See also

Notes

  1. Strength of Religious Faith of Athletes and Nonathletes at Two NCAA Division III Institutions
  2. The Problem with Lance Armstrong’s Religion—and how Hugh Jackman’s Silver Candlesticks can help
  3. Top 50 Countries With Highest Proportion of Atheists / Agnostics (Zuckerman, 2005)
  4. A surprising map of where the world’s atheists live, Washington Post By Max Fisher and Caitlin Dewey May 23, 2013
  5. Top 50 Countries With Highest Proportion of Atheists / Agnostics (Zuckerman, 2005)
  6. A surprising map of where the world’s atheists live, Washington Post By Max Fisher and Caitlin Dewey May 23, 2013
  7. Doping of Chinese athletes in Olympic Games revealed by former doctor, DW
  8. Athletics world records blow as Wang Junxia 'admits' being part of Chinese state-sponsored doping regime
  9. Soviet Doping Widespread, Report Says : Magazine Claims Athletes Had Secret Lab Near Seoul
  10. Soviet Doping Widespread, Report Says : Magazine Claims Athletes Had Secret Lab Near Seoul
  11. Forgotten victims of East German doping take their battle to court
  12. Forgotten victims of East German doping take their battle to court
  13. Elizabeth Raum. North Korea. Series: Countries Around the World. Heinemann, 2012. ISBN 1432961330. p. 28: «North Korea is an atheist state. This means that people do not pray in public or attend places of worship. Buddhist temples exist from earlier times. They are now preserved as historic buildings, but they are not used for worship. A few Christian churches exist, but few people attend services. North Koreans do not celebrate religious holidays.»

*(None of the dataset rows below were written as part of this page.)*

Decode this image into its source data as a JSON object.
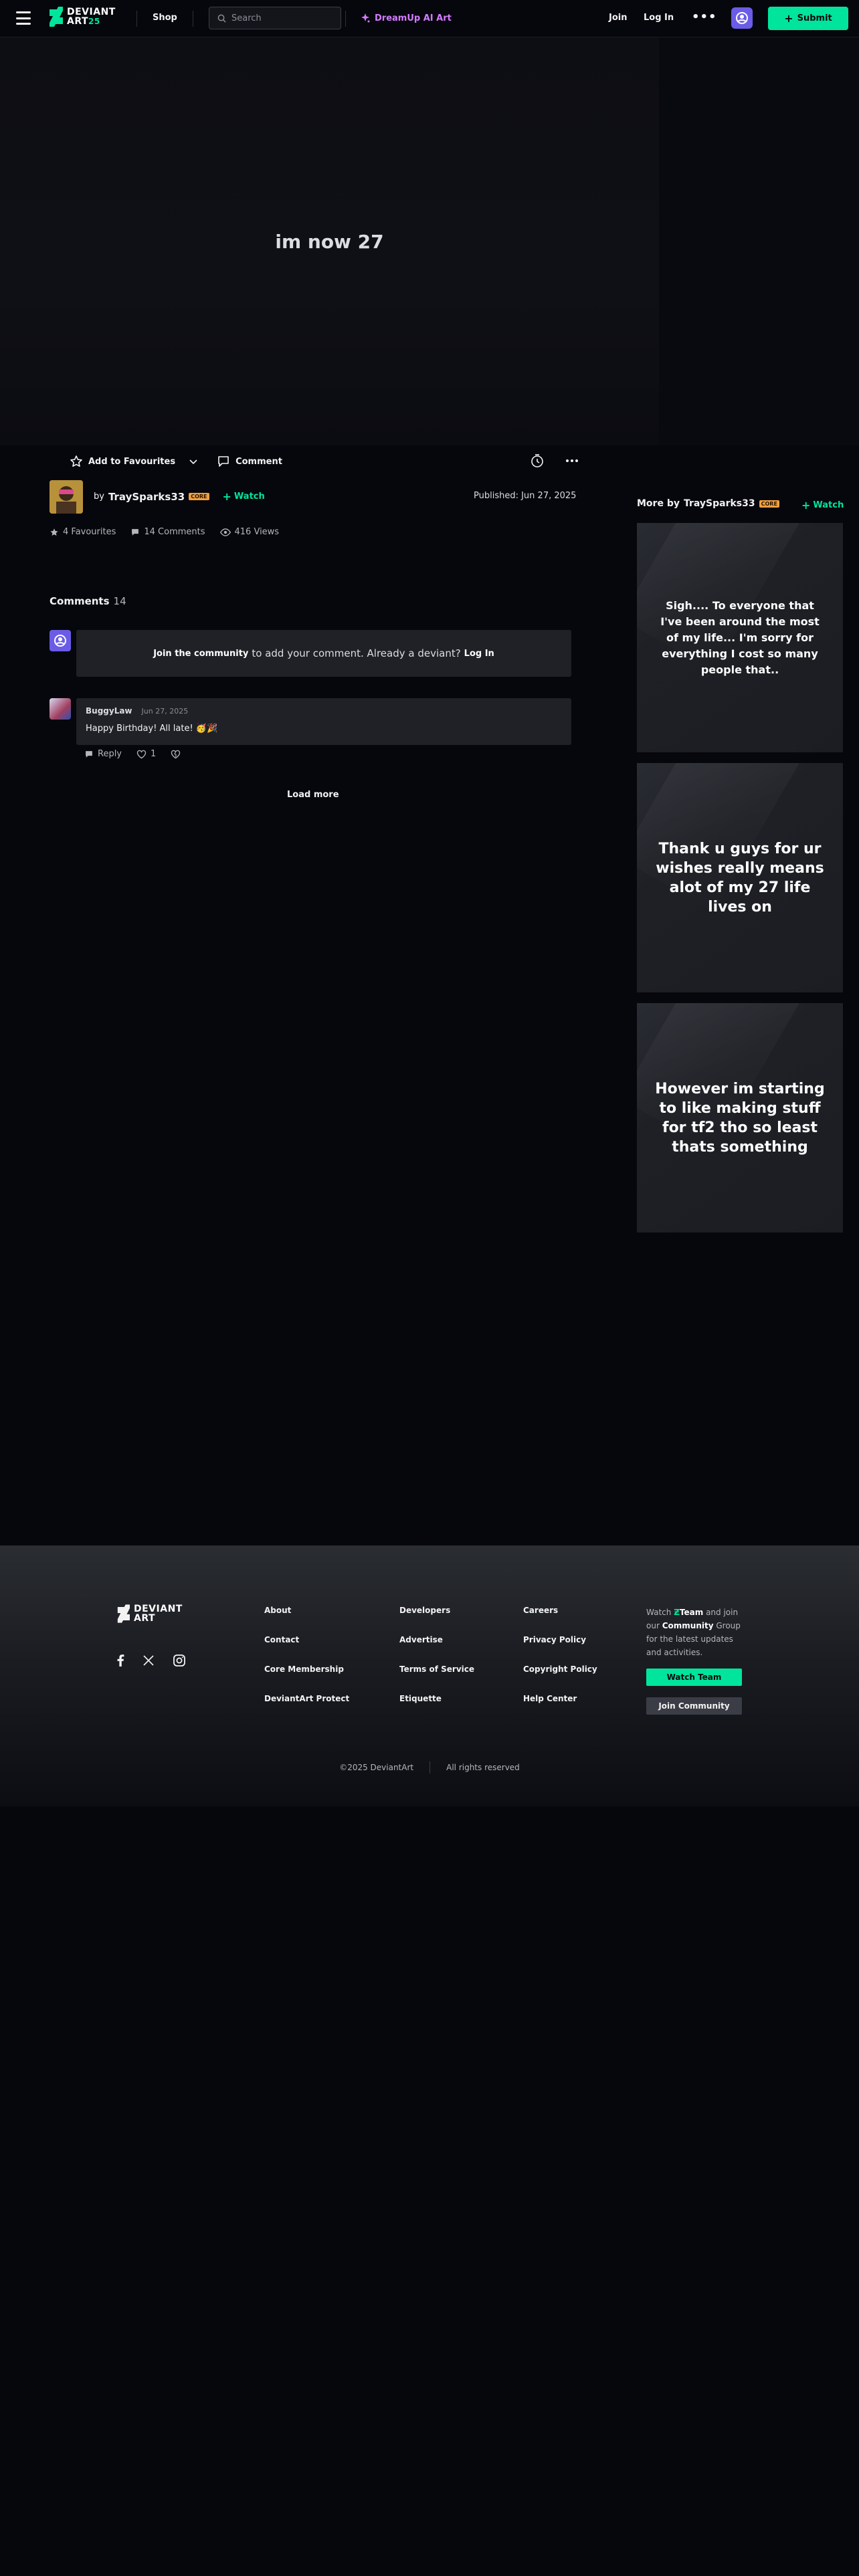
{
  "header": {
    "logo_line1": "DEVIANT",
    "logo_line2": "ART",
    "logo_badge": "25",
    "shop_label": "Shop",
    "search_placeholder": "Search",
    "dreamup_label": "DreamUp AI Art",
    "join_label": "Join",
    "login_label": "Log In",
    "more_label": "•••",
    "submit_label": "Submit"
  },
  "deviation": {
    "title": "im now 27",
    "add_fav_label": "Add to Favourites",
    "comment_label": "Comment",
    "author": "TraySparks33",
    "by_label": "by",
    "core_badge": "CORE",
    "watch_label": "Watch",
    "published": "Published: Jun 27, 2025",
    "favourites": "4 Favourites",
    "comments": "14 Comments",
    "views": "416 Views"
  },
  "comments": {
    "heading": "Comments",
    "count": "14",
    "join_cta": "Join the community",
    "join_text": "to add your comment. Already a deviant?",
    "join_login": "Log In",
    "items": [
      {
        "user": "BuggyLaw",
        "date": "Jun 27, 2025",
        "text": "Happy Birthday! All late! 🥳🎉",
        "reply_label": "Reply",
        "likes": "1"
      }
    ],
    "load_more": "Load more"
  },
  "rail": {
    "heading_prefix": "More by",
    "author": "TraySparks33",
    "core_badge": "CORE",
    "watch_label": "Watch",
    "cards": [
      {
        "text": "Sigh.... To everyone that I've been around the most of my life... I'm sorry for everything I cost so many people that.."
      },
      {
        "text": "Thank u guys for ur wishes really means alot of my 27 life lives on"
      },
      {
        "text": "However im starting to like making stuff for tf2 tho so least thats something"
      }
    ]
  },
  "footer": {
    "col1": [
      "About",
      "Contact",
      "Core Membership",
      "DeviantArt Protect"
    ],
    "col2": [
      "Developers",
      "Advertise",
      "Terms of Service",
      "Etiquette"
    ],
    "col3": [
      "Careers",
      "Privacy Policy",
      "Copyright Policy",
      "Help Center"
    ],
    "team_watch": "Watch",
    "team_name": "Team",
    "team_and": "and join our",
    "team_community": "Community",
    "team_rest": "Group for the latest updates and activities.",
    "watch_team_btn": "Watch Team",
    "join_community_btn": "Join Community",
    "copyright": "©2025 DeviantArt",
    "rights": "All rights reserved"
  },
  "colors": {
    "accent": "#00e59b",
    "dreamup": "#d57bff",
    "background": "#06070d"
  }
}
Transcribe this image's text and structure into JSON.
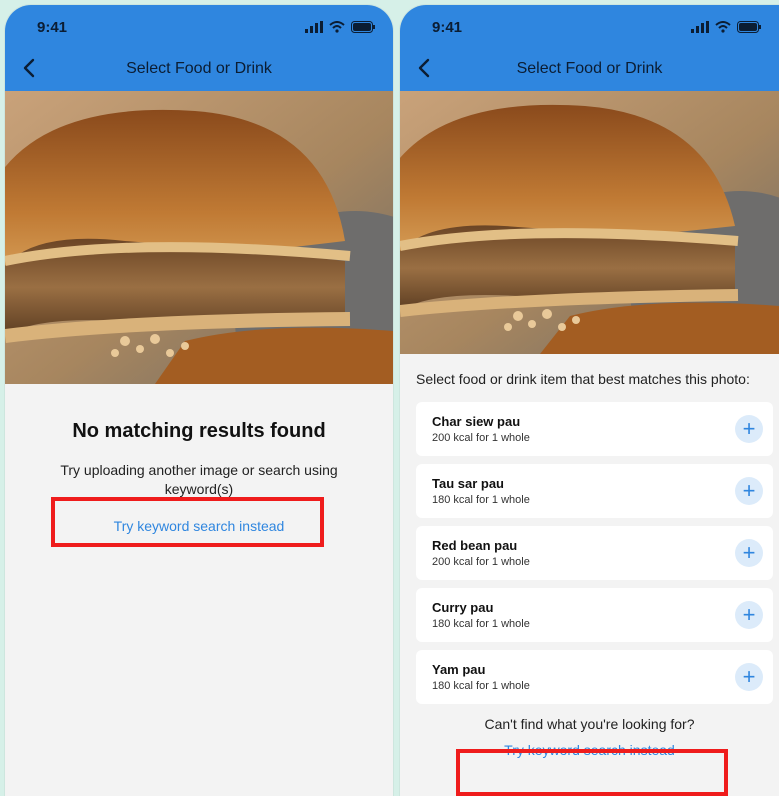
{
  "left": {
    "status": {
      "time": "9:41"
    },
    "header": {
      "title": "Select Food or Drink"
    },
    "no_results": {
      "title": "No matching results found",
      "subtitle": "Try uploading another image or search using keyword(s)",
      "keyword_link": "Try keyword search instead"
    }
  },
  "right": {
    "status": {
      "time": "9:41"
    },
    "header": {
      "title": "Select Food or Drink"
    },
    "prompt": "Select food or drink item that best matches this photo:",
    "items": [
      {
        "name": "Char siew pau",
        "kcal": "200 kcal for 1 whole"
      },
      {
        "name": "Tau sar pau",
        "kcal": "180 kcal for 1 whole"
      },
      {
        "name": "Red bean pau",
        "kcal": "200 kcal for 1 whole"
      },
      {
        "name": "Curry pau",
        "kcal": "180 kcal for 1 whole"
      },
      {
        "name": "Yam pau",
        "kcal": "180 kcal for 1 whole"
      }
    ],
    "add_symbol": "+",
    "cant_find": "Can't find what you're looking for?",
    "keyword_link": "Try keyword search instead"
  },
  "colors": {
    "accent": "#2f86df",
    "highlight": "#ef1c1c",
    "background": "#d6f0e8"
  }
}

  14. Elizabeth Raum. North Korea. Series: Countries Around the World. Heinemann, 2012. ISBN 1432961330. p. 28: «North Korea is an atheist state. This means that people do not pray in public or attend places of worship. Buddhist temples exist from earlier times. They are now preserved as historic buildings, but they are not used for worship. A few Christian churches exist, but few people attend services. North Koreans do not celebrate religious holidays.»
  15. Repressive, atheist North Korea has a surprising relationship with Christian missionaries
  16. "Strong statement by the IWF Executive Board", International Weightlifting Federation, 22 June 2016. 
  17. Rio 2016 Weightlifting – List of Athletes by Bodyweight Category (pdf). International Weightlifting Federation.
  18. FIG Suspends North Korea for Two Years, International Gymnast Magazine, November 5, 2010
  19. Olympics: Korean double medallist expelled for drug use, The Guardian, August 15, 2008
  20. The ugly side of running in Thailand: Age category doping